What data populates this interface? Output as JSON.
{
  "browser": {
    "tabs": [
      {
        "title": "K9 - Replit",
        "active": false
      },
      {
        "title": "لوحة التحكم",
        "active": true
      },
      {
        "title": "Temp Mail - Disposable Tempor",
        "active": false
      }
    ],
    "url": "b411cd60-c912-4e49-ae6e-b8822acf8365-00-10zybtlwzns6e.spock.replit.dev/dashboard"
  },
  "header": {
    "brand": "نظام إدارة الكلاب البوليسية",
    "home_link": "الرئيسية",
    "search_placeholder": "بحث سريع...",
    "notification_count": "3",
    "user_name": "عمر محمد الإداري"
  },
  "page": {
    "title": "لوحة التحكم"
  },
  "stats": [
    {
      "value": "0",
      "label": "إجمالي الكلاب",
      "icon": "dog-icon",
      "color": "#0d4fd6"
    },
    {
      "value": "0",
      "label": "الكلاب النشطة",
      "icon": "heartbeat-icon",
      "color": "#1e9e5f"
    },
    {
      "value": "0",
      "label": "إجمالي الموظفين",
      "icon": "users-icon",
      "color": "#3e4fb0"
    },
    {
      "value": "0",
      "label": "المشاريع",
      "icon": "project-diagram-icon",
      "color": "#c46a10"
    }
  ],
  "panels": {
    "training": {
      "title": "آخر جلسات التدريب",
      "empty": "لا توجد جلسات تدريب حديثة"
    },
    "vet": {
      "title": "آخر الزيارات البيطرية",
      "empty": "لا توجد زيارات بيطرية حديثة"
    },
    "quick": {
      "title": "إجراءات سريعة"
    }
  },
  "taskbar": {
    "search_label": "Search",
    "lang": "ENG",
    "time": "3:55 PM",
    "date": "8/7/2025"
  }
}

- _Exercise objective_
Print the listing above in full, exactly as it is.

- _Response to the exercise_
What data populates this interface? Output as JSON.
{
  "browser": {
    "tabs": [
      {
        "title": "K9 - Replit",
        "active": false
      },
      {
        "title": "لوحة التحكم",
        "active": true
      },
      {
        "title": "Temp Mail - Disposable Tempor",
        "active": false
      }
    ],
    "url": "b411cd60-c912-4e49-ae6e-b8822acf8365-00-10zybtlwzns6e.spock.replit.dev/dashboard"
  },
  "header": {
    "brand": "نظام إدارة الكلاب البوليسية",
    "home_link": "الرئيسية",
    "search_placeholder": "بحث سريع...",
    "notification_count": "3",
    "user_name": "عمر محمد الإداري"
  },
  "page": {
    "title": "لوحة التحكم"
  },
  "stats": [
    {
      "value": "0",
      "label": "إجمالي الكلاب",
      "icon": "dog-icon",
      "color": "#0d4fd6"
    },
    {
      "value": "0",
      "label": "الكلاب النشطة",
      "icon": "heartbeat-icon",
      "color": "#1e9e5f"
    },
    {
      "value": "0",
      "label": "إجمالي الموظفين",
      "icon": "users-icon",
      "color": "#3e4fb0"
    },
    {
      "value": "0",
      "label": "المشاريع",
      "icon": "project-diagram-icon",
      "color": "#c46a10"
    }
  ],
  "panels": {
    "training": {
      "title": "آخر جلسات التدريب",
      "empty": "لا توجد جلسات تدريب حديثة"
    },
    "vet": {
      "title": "آخر الزيارات البيطرية",
      "empty": "لا توجد زيارات بيطرية حديثة"
    },
    "quick": {
      "title": "إجراءات سريعة"
    }
  },
  "taskbar": {
    "search_label": "Search",
    "lang": "ENG",
    "time": "3:55 PM",
    "date": "8/7/2025"
  }
}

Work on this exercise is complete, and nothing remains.